- [WHAT YOU HAVE TO DO]: Copy the listing that follows, line for line, without a single difference.

··· DATA RECORDS

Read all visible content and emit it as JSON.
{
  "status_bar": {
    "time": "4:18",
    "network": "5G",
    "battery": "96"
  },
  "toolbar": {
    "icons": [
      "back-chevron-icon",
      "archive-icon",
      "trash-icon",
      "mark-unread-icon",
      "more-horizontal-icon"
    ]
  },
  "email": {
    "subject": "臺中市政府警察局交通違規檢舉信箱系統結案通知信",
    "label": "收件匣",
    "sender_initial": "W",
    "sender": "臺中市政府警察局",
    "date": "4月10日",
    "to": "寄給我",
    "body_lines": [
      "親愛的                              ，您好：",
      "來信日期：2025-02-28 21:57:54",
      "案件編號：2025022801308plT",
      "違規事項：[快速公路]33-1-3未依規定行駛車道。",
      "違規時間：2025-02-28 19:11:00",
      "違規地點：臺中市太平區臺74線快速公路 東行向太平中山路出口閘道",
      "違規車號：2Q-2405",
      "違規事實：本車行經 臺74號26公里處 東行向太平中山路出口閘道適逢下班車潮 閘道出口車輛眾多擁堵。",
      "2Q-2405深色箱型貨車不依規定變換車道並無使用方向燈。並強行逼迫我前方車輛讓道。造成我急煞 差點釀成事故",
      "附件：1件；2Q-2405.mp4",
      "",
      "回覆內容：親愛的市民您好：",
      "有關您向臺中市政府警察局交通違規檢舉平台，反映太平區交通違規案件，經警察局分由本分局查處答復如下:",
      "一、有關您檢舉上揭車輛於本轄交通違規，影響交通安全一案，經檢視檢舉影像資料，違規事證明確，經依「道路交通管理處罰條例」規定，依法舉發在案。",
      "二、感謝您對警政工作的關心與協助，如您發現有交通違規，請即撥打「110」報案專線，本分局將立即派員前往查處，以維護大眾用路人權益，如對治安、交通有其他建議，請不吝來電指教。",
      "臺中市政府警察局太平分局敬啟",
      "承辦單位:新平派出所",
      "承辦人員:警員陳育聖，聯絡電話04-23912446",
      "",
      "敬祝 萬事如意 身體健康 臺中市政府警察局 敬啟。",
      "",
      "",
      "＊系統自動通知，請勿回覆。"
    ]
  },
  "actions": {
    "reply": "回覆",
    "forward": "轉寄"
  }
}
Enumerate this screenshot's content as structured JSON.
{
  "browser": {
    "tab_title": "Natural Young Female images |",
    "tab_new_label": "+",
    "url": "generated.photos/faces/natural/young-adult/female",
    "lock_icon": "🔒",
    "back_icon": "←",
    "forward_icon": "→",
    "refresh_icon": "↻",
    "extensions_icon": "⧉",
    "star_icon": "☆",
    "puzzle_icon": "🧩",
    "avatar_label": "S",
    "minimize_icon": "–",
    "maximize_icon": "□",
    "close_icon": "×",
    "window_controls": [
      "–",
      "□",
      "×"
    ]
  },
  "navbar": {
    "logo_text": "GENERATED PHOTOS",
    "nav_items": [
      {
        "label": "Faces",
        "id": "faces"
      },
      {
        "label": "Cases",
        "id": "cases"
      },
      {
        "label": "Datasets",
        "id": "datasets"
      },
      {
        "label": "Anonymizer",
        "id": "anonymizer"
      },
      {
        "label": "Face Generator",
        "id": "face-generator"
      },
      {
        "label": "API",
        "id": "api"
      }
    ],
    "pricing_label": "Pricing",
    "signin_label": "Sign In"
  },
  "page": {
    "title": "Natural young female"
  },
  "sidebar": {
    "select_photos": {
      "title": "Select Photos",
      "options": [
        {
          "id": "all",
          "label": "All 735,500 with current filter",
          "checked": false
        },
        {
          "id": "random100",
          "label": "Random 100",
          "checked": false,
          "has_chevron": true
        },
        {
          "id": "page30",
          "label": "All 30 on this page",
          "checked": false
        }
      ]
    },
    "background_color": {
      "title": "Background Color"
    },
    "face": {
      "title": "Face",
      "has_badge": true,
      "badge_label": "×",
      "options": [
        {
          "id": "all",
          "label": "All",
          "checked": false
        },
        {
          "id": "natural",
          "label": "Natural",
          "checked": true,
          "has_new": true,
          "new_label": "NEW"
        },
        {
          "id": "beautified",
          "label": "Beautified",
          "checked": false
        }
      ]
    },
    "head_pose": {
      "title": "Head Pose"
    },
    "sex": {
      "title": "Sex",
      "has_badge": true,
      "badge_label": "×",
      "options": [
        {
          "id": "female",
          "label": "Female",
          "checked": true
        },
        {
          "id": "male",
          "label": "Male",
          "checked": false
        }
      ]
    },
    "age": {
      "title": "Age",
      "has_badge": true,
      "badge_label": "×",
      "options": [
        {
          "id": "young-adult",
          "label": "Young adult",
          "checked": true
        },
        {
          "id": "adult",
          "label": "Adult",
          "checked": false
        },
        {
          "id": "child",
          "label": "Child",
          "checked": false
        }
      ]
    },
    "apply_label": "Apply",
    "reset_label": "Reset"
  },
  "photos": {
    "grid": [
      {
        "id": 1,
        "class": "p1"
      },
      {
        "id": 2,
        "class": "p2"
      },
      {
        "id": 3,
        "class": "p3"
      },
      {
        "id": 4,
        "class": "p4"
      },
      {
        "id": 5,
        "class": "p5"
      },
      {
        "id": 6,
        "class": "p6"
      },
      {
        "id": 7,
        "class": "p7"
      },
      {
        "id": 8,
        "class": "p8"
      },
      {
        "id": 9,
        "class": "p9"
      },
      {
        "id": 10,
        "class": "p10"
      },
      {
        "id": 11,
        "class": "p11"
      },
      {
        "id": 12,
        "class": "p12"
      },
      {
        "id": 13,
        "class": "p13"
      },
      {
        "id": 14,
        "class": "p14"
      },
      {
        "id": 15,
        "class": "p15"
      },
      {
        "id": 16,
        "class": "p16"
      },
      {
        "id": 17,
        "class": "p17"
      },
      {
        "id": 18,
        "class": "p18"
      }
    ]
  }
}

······

- [EXERCISE ANSWER]:
Read all visible content and emit it as JSON.
{
  "status_bar": {
    "time": "4:18",
    "network": "5G",
    "battery": "96"
  },
  "toolbar": {
    "icons": [
      "back-chevron-icon",
      "archive-icon",
      "trash-icon",
      "mark-unread-icon",
      "more-horizontal-icon"
    ]
  },
  "email": {
    "subject": "臺中市政府警察局交通違規檢舉信箱系統結案通知信",
    "label": "收件匣",
    "sender_initial": "W",
    "sender": "臺中市政府警察局",
    "date": "4月10日",
    "to": "寄給我",
    "body_lines": [
      "親愛的                              ，您好：",
      "來信日期：2025-02-28 21:57:54",
      "案件編號：2025022801308plT",
      "違規事項：[快速公路]33-1-3未依規定行駛車道。",
      "違規時間：2025-02-28 19:11:00",
      "違規地點：臺中市太平區臺74線快速公路 東行向太平中山路出口閘道",
      "違規車號：2Q-2405",
      "違規事實：本車行經 臺74號26公里處 東行向太平中山路出口閘道適逢下班車潮 閘道出口車輛眾多擁堵。",
      "2Q-2405深色箱型貨車不依規定變換車道並無使用方向燈。並強行逼迫我前方車輛讓道。造成我急煞 差點釀成事故",
      "附件：1件；2Q-2405.mp4",
      "",
      "回覆內容：親愛的市民您好：",
      "有關您向臺中市政府警察局交通違規檢舉平台，反映太平區交通違規案件，經警察局分由本分局查處答復如下:",
      "一、有關您檢舉上揭車輛於本轄交通違規，影響交通安全一案，經檢視檢舉影像資料，違規事證明確，經依「道路交通管理處罰條例」規定，依法舉發在案。",
      "二、感謝您對警政工作的關心與協助，如您發現有交通違規，請即撥打「110」報案專線，本分局將立即派員前往查處，以維護大眾用路人權益，如對治安、交通有其他建議，請不吝來電指教。",
      "臺中市政府警察局太平分局敬啟",
      "承辦單位:新平派出所",
      "承辦人員:警員陳育聖，聯絡電話04-23912446",
      "",
      "敬祝 萬事如意 身體健康 臺中市政府警察局 敬啟。",
      "",
      "",
      "＊系統自動通知，請勿回覆。"
    ]
  },
  "actions": {
    "reply": "回覆",
    "forward": "轉寄"
  }
}
Enumerate this screenshot's content as structured JSON.
{
  "browser": {
    "tab_title": "Natural Young Female images |",
    "tab_new_label": "+",
    "url": "generated.photos/faces/natural/young-adult/female",
    "lock_icon": "🔒",
    "back_icon": "←",
    "forward_icon": "→",
    "refresh_icon": "↻",
    "extensions_icon": "⧉",
    "star_icon": "☆",
    "puzzle_icon": "🧩",
    "avatar_label": "S",
    "minimize_icon": "–",
    "maximize_icon": "□",
    "close_icon": "×",
    "window_controls": [
      "–",
      "□",
      "×"
    ]
  },
  "navbar": {
    "logo_text": "GENERATED PHOTOS",
    "nav_items": [
      {
        "label": "Faces",
        "id": "faces"
      },
      {
        "label": "Cases",
        "id": "cases"
      },
      {
        "label": "Datasets",
        "id": "datasets"
      },
      {
        "label": "Anonymizer",
        "id": "anonymizer"
      },
      {
        "label": "Face Generator",
        "id": "face-generator"
      },
      {
        "label": "API",
        "id": "api"
      }
    ],
    "pricing_label": "Pricing",
    "signin_label": "Sign In"
  },
  "page": {
    "title": "Natural young female"
  },
  "sidebar": {
    "select_photos": {
      "title": "Select Photos",
      "options": [
        {
          "id": "all",
          "label": "All 735,500 with current filter",
          "checked": false
        },
        {
          "id": "random100",
          "label": "Random 100",
          "checked": false,
          "has_chevron": true
        },
        {
          "id": "page30",
          "label": "All 30 on this page",
          "checked": false
        }
      ]
    },
    "background_color": {
      "title": "Background Color"
    },
    "face": {
      "title": "Face",
      "has_badge": true,
      "badge_label": "×",
      "options": [
        {
          "id": "all",
          "label": "All",
          "checked": false
        },
        {
          "id": "natural",
          "label": "Natural",
          "checked": true,
          "has_new": true,
          "new_label": "NEW"
        },
        {
          "id": "beautified",
          "label": "Beautified",
          "checked": false
        }
      ]
    },
    "head_pose": {
      "title": "Head Pose"
    },
    "sex": {
      "title": "Sex",
      "has_badge": true,
      "badge_label": "×",
      "options": [
        {
          "id": "female",
          "label": "Female",
          "checked": true
        },
        {
          "id": "male",
          "label": "Male",
          "checked": false
        }
      ]
    },
    "age": {
      "title": "Age",
      "has_badge": true,
      "badge_label": "×",
      "options": [
        {
          "id": "young-adult",
          "label": "Young adult",
          "checked": true
        },
        {
          "id": "adult",
          "label": "Adult",
          "checked": false
        },
        {
          "id": "child",
          "label": "Child",
          "checked": false
        }
      ]
    },
    "apply_label": "Apply",
    "reset_label": "Reset"
  },
  "photos": {
    "grid": [
      {
        "id": 1,
        "class": "p1"
      },
      {
        "id": 2,
        "class": "p2"
      },
      {
        "id": 3,
        "class": "p3"
      },
      {
        "id": 4,
        "class": "p4"
      },
      {
        "id": 5,
        "class": "p5"
      },
      {
        "id": 6,
        "class": "p6"
      },
      {
        "id": 7,
        "class": "p7"
      },
      {
        "id": 8,
        "class": "p8"
      },
      {
        "id": 9,
        "class": "p9"
      },
      {
        "id": 10,
        "class": "p10"
      },
      {
        "id": 11,
        "class": "p11"
      },
      {
        "id": 12,
        "class": "p12"
      },
      {
        "id": 13,
        "class": "p13"
      },
      {
        "id": 14,
        "class": "p14"
      },
      {
        "id": 15,
        "class": "p15"
      },
      {
        "id": 16,
        "class": "p16"
      },
      {
        "id": 17,
        "class": "p17"
      },
      {
        "id": 18,
        "class": "p18"
      }
    ]
  }
}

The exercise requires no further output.